_EXERCISE_
Your output should reproduce each entry exactly, with none of its pictures.

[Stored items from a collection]
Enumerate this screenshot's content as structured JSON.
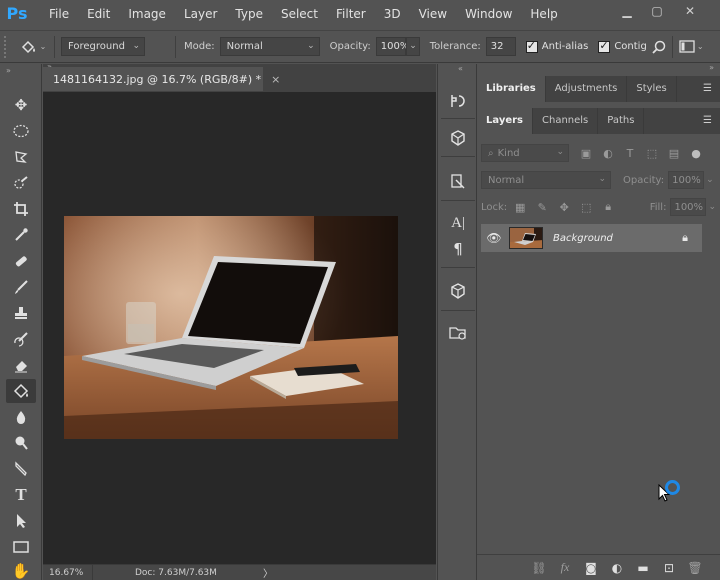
{
  "app": {
    "logo_text": "Ps",
    "accent": "#31a8ff"
  },
  "menu": [
    "File",
    "Edit",
    "Image",
    "Layer",
    "Type",
    "Select",
    "Filter",
    "3D",
    "View",
    "Window",
    "Help"
  ],
  "window_controls": {
    "minimize": "▁",
    "restore": "▢",
    "close": "✕"
  },
  "options_bar": {
    "tool_icon": "paint-bucket-icon",
    "fill_source": "Foreground",
    "mode_label": "Mode:",
    "mode_value": "Normal",
    "opacity_label": "Opacity:",
    "opacity_value": "100%",
    "tolerance_label": "Tolerance:",
    "tolerance_value": "32",
    "anti_alias_label": "Anti-alias",
    "contiguous_label": "Contig"
  },
  "tools": [
    "move-icon",
    "marquee-icon",
    "lasso-icon",
    "quick-select-icon",
    "crop-icon",
    "eyedropper-icon",
    "healing-brush-icon",
    "brush-icon",
    "clone-stamp-icon",
    "history-brush-icon",
    "eraser-icon",
    "paint-bucket-icon",
    "blur-icon",
    "dodge-icon",
    "pen-icon",
    "type-icon",
    "path-select-icon",
    "rectangle-icon",
    "hand-icon"
  ],
  "document": {
    "tab_title": "1481164132.jpg @ 16.7% (RGB/8#) *",
    "close_glyph": "×",
    "zoom": "16.67%",
    "doc_size": "Doc: 7.63M/7.63M",
    "status_arrow": "〉"
  },
  "top_panel": {
    "tabs": [
      "Libraries",
      "Adjustments",
      "Styles"
    ],
    "active": "Libraries"
  },
  "layers_panel": {
    "tabs": [
      "Layers",
      "Channels",
      "Paths"
    ],
    "active": "Layers",
    "filter_kind": "Kind",
    "blend_mode": "Normal",
    "opacity_label": "Opacity:",
    "opacity_value": "100%",
    "lock_label": "Lock:",
    "fill_label": "Fill:",
    "fill_value": "100%",
    "layers": [
      {
        "name": "Background",
        "visible": true,
        "locked": true
      }
    ]
  },
  "bottom_icons": [
    "link-icon",
    "fx-icon",
    "mask-icon",
    "adjustment-icon",
    "folder-icon",
    "new-layer-icon",
    "trash-icon"
  ]
}
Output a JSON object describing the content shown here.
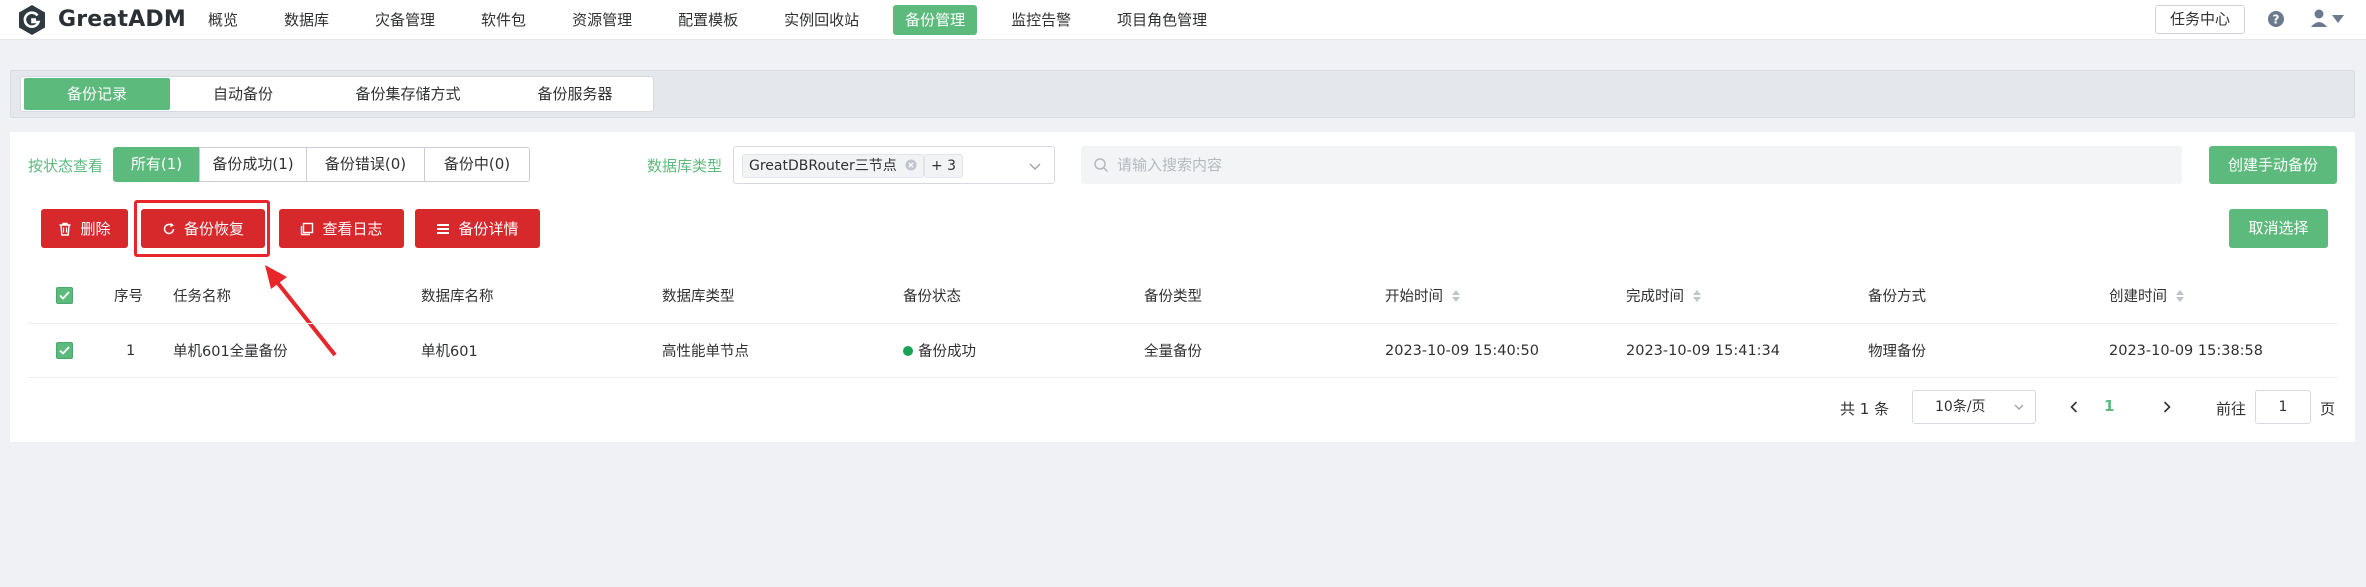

_RESPONSE TO THE EXERCISE_
Enumerate this screenshot's content as structured JSON.
{
  "app": {
    "logo_text": "Ps",
    "accent": "#31a8ff"
  },
  "menu": [
    "File",
    "Edit",
    "Image",
    "Layer",
    "Type",
    "Select",
    "Filter",
    "3D",
    "View",
    "Window",
    "Help"
  ],
  "window_controls": {
    "minimize": "▁",
    "restore": "▢",
    "close": "✕"
  },
  "options_bar": {
    "tool_icon": "paint-bucket-icon",
    "fill_source": "Foreground",
    "mode_label": "Mode:",
    "mode_value": "Normal",
    "opacity_label": "Opacity:",
    "opacity_value": "100%",
    "tolerance_label": "Tolerance:",
    "tolerance_value": "32",
    "anti_alias_label": "Anti-alias",
    "contiguous_label": "Contig"
  },
  "tools": [
    "move-icon",
    "marquee-icon",
    "lasso-icon",
    "quick-select-icon",
    "crop-icon",
    "eyedropper-icon",
    "healing-brush-icon",
    "brush-icon",
    "clone-stamp-icon",
    "history-brush-icon",
    "eraser-icon",
    "paint-bucket-icon",
    "blur-icon",
    "dodge-icon",
    "pen-icon",
    "type-icon",
    "path-select-icon",
    "rectangle-icon",
    "hand-icon"
  ],
  "document": {
    "tab_title": "1481164132.jpg @ 16.7% (RGB/8#) *",
    "close_glyph": "×",
    "zoom": "16.67%",
    "doc_size": "Doc: 7.63M/7.63M",
    "status_arrow": "〉"
  },
  "top_panel": {
    "tabs": [
      "Libraries",
      "Adjustments",
      "Styles"
    ],
    "active": "Libraries"
  },
  "layers_panel": {
    "tabs": [
      "Layers",
      "Channels",
      "Paths"
    ],
    "active": "Layers",
    "filter_kind": "Kind",
    "blend_mode": "Normal",
    "opacity_label": "Opacity:",
    "opacity_value": "100%",
    "lock_label": "Lock:",
    "fill_label": "Fill:",
    "fill_value": "100%",
    "layers": [
      {
        "name": "Background",
        "visible": true,
        "locked": true
      }
    ]
  },
  "bottom_icons": [
    "link-icon",
    "fx-icon",
    "mask-icon",
    "adjustment-icon",
    "folder-icon",
    "new-layer-icon",
    "trash-icon"
  ]
}
Output a JSON object describing the content shown here.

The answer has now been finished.